Skip to main content

August 5, 2017 Introduction and Invitation

August 5, 2017
Beginning about 1997, I began documenting people's evaluation lives by interviewing them to ask what evaluation is to them and to give examples of them evaluating.

In 2016 I published a book (Volume #150 in the American Evaluation Association's New Directions for Evaluation series) about the evaluation lives of seven professional evaluators. Rather than publish their transcripts, they used our interview experience to create articles which are included in that volume. In 2018, a sequel was published about the evaluation lives of twenty-nine additional professional evaluators (Volume #157) that is available through Wiley. Here is a link to a pre-publication draft and here are the transcripts of my interviews with 24 of those evaluators (all those who gave permission to make them available to the public.

However, my original interest was in understanding and sharing the evaluation lives of every day people (not just professional evaluators) in their personal as well as professional lives. I wanted to do something like Studs Terkel did by sharing quotes from extensive interviews with people about various aspects of their lives (see for example Studs Terkel's 1974 Working: People talk about what they do all day and how they feel about what they do.

After considering alternative ways to share the stories of the people I've interviewed which are not shared in the two publications mentioned earlier, and after consulting with many of them, I've decided to create this blog in which I plan to discuss various lessons I've learned from all the people I've interviewed, as well as my own perspectives. Links to interview transcripts of all those who agreed to let me do so are included: some have their names attached and others will remain anonymous, depending on their preferences. Others may not be linked at all but could be quoted if the participants give permission. Some interviewees didn't want to share their transcript with the world but approved me quoting them anonymously.

If you are interested in sharing your own evaluation life stories, I invite you to reply to this post with a link to a written version that I can add to one of the folders mentioned above or email it to me at Or, if you prefer, contact me and I will happily interview you and transcribe your interview for inclusion if you decide you want to have it as part of this collection.
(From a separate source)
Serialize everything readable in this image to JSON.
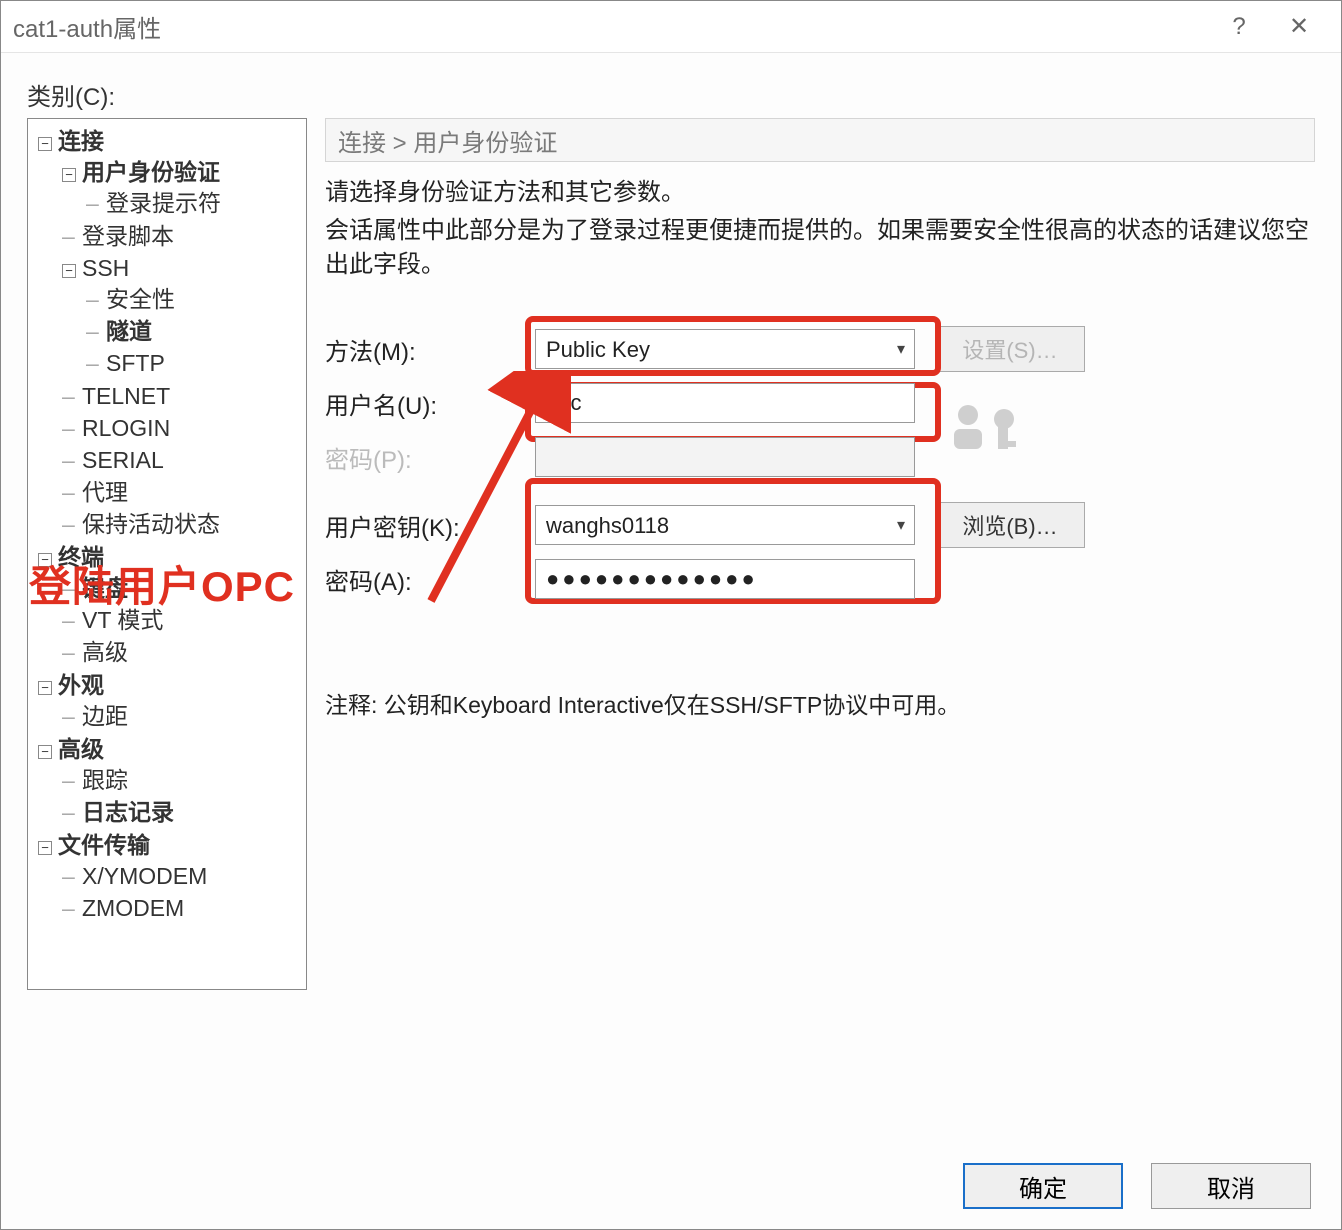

Thanks for your interest in this project. I'm excited to share these stories participants have told me. And I hope using this blog and these stories will help you explore and improve your own evaluation life and the lives of others you might be influencing.

Looking forward to some helpful dialog!  David Williams


Popular posts from this blog


One of the central conclusions I've been reaching through all the interviews I've conducted is: We all have values that play important roles in all our evaluations whether or not we acknowledge them. Perhaps being aware of our own values and the values of others involved in our evaluation experiences could help us use them more wisely or at least know that we're having to deal with ours and theirs one way or another? The following quotes from Sue Gong's manuscript illustrates this from my evaluation life.

DDW’s commitment to family flows through all his papers.  He brings his interviews back to family life as a core value.  This section includes his personal essays on First Memories and this theological foundations for the values he holds most important.  His thoughts on family are filled with deep commitment, puzzlement, quiet tensions, and ongoing connections.

First Memories Transcriptionist: Marie Stirk Speaker: David Williams December 14, 2011

[0:00] DDW: So this is Dec…
May 21, 2013 Thoughts on this project and how to tailor it based on what I've been learning so far. As I’ve been thinking about this project since participating in class last night, I’ve had several thoughts. I want to get a copy of and review the audio recording that Melissa made from class (my recorder didn’t work) because I agree with her that a lot was said about what I could do with my final chapter in terms of exploring themes I see across the cases and anticipating what readers might do with these stories and themes in moving the field of evaluation forward, particularly in their own practices. 

The students also encouraged me to give more thought to sharing my own journey in bringing these pioneers’ stories to light. I want to do some of that but feel hesitant about doing so for a couple of reasons-  1. I am pretty much in awe of these people and don’t want to be taking anything away from their stories by taking up space with mine, and  2. I feel that my story is full of Gosp…